WHAT NEEDS TO BE DONE
Give the listing again in full, exactly as it appears.

________

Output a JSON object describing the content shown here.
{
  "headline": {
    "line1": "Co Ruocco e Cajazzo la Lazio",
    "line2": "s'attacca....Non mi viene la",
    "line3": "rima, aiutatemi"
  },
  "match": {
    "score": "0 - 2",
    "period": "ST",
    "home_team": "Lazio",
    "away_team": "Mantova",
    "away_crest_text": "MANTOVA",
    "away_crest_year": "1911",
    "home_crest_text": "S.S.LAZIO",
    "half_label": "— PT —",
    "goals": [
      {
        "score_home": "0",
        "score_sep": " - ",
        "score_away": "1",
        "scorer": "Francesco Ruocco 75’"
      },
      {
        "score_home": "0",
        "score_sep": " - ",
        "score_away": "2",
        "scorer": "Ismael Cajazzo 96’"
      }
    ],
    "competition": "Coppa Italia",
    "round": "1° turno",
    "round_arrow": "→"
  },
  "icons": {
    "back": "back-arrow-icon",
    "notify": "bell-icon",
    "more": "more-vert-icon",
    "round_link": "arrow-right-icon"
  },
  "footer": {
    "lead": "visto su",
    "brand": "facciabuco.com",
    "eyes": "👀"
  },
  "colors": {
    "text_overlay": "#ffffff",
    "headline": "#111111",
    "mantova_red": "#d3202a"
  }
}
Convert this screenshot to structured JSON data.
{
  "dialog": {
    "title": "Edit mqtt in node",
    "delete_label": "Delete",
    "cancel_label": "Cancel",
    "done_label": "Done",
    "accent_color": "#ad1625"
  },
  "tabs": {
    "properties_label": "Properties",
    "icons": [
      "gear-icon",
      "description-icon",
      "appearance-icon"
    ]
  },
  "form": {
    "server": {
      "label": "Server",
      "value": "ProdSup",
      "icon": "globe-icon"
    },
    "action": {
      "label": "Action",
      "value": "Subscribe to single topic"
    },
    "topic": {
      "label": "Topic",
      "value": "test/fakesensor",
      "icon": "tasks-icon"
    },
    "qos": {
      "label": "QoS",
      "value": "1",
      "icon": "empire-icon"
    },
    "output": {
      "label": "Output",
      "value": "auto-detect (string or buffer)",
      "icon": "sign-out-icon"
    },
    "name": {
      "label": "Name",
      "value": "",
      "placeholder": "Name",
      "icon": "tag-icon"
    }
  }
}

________

ANSWER SPACE
Output a JSON object describing the content shown here.
{
  "headline": {
    "line1": "Co Ruocco e Cajazzo la Lazio",
    "line2": "s'attacca....Non mi viene la",
    "line3": "rima, aiutatemi"
  },
  "match": {
    "score": "0 - 2",
    "period": "ST",
    "home_team": "Lazio",
    "away_team": "Mantova",
    "away_crest_text": "MANTOVA",
    "away_crest_year": "1911",
    "home_crest_text": "S.S.LAZIO",
    "half_label": "— PT —",
    "goals": [
      {
        "score_home": "0",
        "score_sep": " - ",
        "score_away": "1",
        "scorer": "Francesco Ruocco 75’"
      },
      {
        "score_home": "0",
        "score_sep": " - ",
        "score_away": "2",
        "scorer": "Ismael Cajazzo 96’"
      }
    ],
    "competition": "Coppa Italia",
    "round": "1° turno",
    "round_arrow": "→"
  },
  "icons": {
    "back": "back-arrow-icon",
    "notify": "bell-icon",
    "more": "more-vert-icon",
    "round_link": "arrow-right-icon"
  },
  "footer": {
    "lead": "visto su",
    "brand": "facciabuco.com",
    "eyes": "👀"
  },
  "colors": {
    "text_overlay": "#ffffff",
    "headline": "#111111",
    "mantova_red": "#d3202a"
  }
}
Convert this screenshot to structured JSON data.
{
  "dialog": {
    "title": "Edit mqtt in node",
    "delete_label": "Delete",
    "cancel_label": "Cancel",
    "done_label": "Done",
    "accent_color": "#ad1625"
  },
  "tabs": {
    "properties_label": "Properties",
    "icons": [
      "gear-icon",
      "description-icon",
      "appearance-icon"
    ]
  },
  "form": {
    "server": {
      "label": "Server",
      "value": "ProdSup",
      "icon": "globe-icon"
    },
    "action": {
      "label": "Action",
      "value": "Subscribe to single topic"
    },
    "topic": {
      "label": "Topic",
      "value": "test/fakesensor",
      "icon": "tasks-icon"
    },
    "qos": {
      "label": "QoS",
      "value": "1",
      "icon": "empire-icon"
    },
    "output": {
      "label": "Output",
      "value": "auto-detect (string or buffer)",
      "icon": "sign-out-icon"
    },
    "name": {
      "label": "Name",
      "value": "",
      "placeholder": "Name",
      "icon": "tag-icon"
    }
  }
}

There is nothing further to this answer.